A few weekends ago I had a wonderful experience that I've been longing to share with you. In the photo above, there is a little treasure that I made by hand using a technique that has been passed down over thousands and thousands of years. Can you guess what it is?
This basket, this tiny basket the colour of sunshine.
I made it by weaving pandanus collected from the outback, soaked and hand dyed with colour made from bush roots. With many thanks to my dear friend Kylie who invited me to attend the weaving workshop with her mum, sister Tiff and friend Jennifer, and to the Queensland Gallery of Modern Art (GOMA) in Brisbane who hosted the workshop taught by two beautiful Aboriginal women named Lucy and Shirley from the gapuwiyak community in East Arnem Land, I spent 2 hours sitting among 30 women, learning the technique and absorbing the sacred energy. It was such a privilege to be in Lucy and Shirley's company, I could feel how special it was to be in their presence, and to be learning the ancient weaving technique that was passed down to them by the women in their families over millennia. During the workshop, Lucy and Shirley guided each of us as we began our coiling mat, it took two hours to get this far...

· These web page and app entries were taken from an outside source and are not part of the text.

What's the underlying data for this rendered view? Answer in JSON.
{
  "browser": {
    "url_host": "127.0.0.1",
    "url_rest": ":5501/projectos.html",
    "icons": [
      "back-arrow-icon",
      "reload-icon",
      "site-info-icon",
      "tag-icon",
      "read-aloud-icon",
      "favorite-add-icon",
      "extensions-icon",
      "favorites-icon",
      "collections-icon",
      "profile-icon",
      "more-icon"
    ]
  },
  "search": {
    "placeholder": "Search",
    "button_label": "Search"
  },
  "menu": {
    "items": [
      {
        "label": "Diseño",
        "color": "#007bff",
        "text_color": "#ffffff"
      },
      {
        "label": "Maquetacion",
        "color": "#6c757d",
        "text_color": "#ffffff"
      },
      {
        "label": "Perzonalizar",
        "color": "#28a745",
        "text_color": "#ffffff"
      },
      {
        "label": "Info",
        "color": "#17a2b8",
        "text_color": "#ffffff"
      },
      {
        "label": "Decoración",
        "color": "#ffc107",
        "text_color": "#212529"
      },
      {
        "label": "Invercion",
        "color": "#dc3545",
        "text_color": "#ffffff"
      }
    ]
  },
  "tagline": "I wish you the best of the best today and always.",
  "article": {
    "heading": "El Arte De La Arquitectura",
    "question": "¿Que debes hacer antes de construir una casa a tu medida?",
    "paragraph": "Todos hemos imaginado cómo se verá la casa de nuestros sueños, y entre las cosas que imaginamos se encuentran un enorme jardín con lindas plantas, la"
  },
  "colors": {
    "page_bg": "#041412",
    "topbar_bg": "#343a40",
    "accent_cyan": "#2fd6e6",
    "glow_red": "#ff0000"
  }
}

...so how many hours does it take them to create an entire basket? Not to mention the walking to and gathering of materials which are collected along the shoreline of crocodile waters in remote parts of the outback, land that I will most likely never know, but these women know as their backyard. They also search and collect roots to create the dyes to colour the pandanas, all of which take hours of itself. Even though I've always had appreciation for Aboriginal art and wares, I didn't know the depth of my appreciation until I sat with them and tried my own hands at it. When I came home to Sydney, I was eager to finish my piece, turning it into a little wonky basket that fits snuggled in my two hands.
Thank you Lucy and Shirley for travelling to us to share your knowledge, and to all Aboriginal women past and present and future, who will continue to weave and teach us how to connect with the earth. Thank you to Shannon for organising the trip and all that goes with it.